▼

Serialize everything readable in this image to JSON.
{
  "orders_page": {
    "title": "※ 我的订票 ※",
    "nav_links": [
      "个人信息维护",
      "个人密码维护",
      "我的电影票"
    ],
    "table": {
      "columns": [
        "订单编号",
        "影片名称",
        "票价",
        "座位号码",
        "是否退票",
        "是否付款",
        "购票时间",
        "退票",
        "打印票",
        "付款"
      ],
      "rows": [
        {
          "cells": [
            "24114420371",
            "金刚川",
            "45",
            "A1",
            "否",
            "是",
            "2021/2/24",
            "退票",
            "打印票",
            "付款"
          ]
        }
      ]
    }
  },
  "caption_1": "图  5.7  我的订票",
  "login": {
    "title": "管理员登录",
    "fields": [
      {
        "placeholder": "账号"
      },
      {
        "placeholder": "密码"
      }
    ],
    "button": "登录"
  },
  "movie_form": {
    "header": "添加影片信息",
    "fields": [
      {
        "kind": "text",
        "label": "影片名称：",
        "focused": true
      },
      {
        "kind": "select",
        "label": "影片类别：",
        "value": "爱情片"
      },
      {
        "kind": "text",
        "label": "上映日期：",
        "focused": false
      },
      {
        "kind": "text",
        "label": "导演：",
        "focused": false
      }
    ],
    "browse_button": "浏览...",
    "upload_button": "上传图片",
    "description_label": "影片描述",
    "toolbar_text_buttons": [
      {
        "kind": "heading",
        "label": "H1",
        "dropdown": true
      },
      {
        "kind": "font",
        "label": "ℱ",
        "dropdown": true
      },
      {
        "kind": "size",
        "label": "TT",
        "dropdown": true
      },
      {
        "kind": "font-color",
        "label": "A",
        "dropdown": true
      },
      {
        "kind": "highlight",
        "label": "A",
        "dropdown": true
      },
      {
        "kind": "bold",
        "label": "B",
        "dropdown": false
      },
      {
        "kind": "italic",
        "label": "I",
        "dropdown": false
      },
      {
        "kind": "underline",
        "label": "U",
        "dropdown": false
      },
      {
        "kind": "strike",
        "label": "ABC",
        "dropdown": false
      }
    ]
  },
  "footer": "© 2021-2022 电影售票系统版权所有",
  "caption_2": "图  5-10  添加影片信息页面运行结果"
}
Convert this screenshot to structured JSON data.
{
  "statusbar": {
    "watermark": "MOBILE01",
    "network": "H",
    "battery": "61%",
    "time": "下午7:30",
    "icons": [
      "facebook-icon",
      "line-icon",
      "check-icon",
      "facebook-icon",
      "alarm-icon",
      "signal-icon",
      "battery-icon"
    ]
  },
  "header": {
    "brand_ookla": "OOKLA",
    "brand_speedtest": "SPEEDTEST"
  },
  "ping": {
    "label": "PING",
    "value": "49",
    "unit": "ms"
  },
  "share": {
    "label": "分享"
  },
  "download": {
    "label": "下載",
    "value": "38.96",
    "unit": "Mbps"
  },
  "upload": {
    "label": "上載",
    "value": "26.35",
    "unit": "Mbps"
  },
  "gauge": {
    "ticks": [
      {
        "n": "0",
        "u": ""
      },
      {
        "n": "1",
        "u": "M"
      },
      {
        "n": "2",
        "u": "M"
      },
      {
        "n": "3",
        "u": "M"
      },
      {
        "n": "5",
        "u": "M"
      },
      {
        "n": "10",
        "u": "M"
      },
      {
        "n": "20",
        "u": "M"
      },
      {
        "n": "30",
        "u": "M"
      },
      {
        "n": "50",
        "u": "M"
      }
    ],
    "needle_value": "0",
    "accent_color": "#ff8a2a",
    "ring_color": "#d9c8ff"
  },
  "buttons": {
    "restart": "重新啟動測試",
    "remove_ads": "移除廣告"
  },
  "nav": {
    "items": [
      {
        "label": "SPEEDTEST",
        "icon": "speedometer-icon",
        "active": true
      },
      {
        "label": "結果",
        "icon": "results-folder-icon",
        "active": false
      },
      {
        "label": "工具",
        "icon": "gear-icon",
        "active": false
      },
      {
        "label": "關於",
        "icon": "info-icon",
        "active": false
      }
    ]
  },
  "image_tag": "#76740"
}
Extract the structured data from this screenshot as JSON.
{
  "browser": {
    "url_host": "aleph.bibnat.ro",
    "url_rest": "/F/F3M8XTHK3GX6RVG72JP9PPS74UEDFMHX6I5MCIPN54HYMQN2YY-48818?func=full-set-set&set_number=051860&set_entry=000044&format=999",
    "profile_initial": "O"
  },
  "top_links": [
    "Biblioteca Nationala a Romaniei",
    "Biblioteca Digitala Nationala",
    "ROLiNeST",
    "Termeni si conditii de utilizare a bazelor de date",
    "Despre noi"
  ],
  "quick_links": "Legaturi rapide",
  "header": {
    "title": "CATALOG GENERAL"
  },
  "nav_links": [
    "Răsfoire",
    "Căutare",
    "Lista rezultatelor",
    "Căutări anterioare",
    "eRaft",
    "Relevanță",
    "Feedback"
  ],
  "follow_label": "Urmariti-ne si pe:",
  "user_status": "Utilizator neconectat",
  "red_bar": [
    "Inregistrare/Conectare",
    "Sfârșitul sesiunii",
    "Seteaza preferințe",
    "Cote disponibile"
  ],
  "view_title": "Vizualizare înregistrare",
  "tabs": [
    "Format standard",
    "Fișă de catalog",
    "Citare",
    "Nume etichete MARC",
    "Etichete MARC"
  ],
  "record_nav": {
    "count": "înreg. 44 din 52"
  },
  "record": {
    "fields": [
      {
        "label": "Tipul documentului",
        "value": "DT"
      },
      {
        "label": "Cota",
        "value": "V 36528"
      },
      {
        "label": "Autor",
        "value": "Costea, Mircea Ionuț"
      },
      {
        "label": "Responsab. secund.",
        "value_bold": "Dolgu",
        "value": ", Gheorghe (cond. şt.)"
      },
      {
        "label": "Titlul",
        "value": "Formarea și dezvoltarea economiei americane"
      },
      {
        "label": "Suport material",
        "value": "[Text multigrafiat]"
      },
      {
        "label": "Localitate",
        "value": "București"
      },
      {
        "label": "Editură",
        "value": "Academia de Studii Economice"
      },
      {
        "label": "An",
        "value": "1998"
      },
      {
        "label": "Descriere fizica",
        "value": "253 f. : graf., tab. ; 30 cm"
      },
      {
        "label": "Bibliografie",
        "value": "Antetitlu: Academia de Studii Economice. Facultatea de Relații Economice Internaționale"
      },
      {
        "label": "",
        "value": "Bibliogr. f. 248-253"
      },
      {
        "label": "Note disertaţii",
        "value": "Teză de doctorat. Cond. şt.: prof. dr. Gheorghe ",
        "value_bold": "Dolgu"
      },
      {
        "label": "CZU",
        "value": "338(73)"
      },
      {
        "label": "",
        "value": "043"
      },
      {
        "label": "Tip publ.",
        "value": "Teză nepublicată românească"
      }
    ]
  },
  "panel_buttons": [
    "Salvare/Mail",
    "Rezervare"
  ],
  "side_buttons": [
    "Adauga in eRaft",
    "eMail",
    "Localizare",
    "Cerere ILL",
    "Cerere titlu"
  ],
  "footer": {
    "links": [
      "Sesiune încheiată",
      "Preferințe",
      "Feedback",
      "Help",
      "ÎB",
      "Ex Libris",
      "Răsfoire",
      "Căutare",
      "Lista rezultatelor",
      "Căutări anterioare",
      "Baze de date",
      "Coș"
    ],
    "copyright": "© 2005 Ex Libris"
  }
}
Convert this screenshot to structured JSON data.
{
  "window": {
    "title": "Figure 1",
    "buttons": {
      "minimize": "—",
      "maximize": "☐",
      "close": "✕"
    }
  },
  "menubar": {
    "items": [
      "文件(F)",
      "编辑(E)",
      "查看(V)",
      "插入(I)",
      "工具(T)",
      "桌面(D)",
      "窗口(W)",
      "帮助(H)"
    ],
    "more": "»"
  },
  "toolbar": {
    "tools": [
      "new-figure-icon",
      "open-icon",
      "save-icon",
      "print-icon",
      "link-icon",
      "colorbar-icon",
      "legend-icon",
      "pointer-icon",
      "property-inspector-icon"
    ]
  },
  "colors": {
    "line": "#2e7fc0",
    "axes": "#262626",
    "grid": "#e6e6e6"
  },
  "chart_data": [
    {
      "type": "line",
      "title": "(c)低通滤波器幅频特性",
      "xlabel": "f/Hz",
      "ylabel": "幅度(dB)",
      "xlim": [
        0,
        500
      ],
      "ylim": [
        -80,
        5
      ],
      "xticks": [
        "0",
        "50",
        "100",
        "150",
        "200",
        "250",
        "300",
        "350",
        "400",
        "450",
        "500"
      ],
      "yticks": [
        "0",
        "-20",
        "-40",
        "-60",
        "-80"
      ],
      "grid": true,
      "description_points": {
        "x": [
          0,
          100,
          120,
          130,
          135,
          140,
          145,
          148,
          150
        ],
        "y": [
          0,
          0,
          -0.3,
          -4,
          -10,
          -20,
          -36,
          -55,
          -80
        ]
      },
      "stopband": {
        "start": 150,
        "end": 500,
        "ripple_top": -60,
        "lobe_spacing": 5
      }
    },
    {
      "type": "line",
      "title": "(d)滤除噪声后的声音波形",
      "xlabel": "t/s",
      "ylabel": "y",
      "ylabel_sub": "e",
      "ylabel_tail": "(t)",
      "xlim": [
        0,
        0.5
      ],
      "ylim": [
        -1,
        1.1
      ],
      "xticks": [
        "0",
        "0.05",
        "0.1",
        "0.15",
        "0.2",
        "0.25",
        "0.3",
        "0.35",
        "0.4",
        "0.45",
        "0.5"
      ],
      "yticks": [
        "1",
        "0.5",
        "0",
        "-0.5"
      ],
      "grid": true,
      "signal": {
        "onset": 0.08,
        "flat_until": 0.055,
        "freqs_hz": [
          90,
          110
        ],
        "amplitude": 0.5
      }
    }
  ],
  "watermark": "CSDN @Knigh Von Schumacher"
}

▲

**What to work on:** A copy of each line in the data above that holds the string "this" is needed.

**Task answer:**
Serialize everything readable in this image to JSON.
Convert this screenshot to structured JSON data.
Extract the structured data from this screenshot as JSON.
Convert this screenshot to structured JSON data.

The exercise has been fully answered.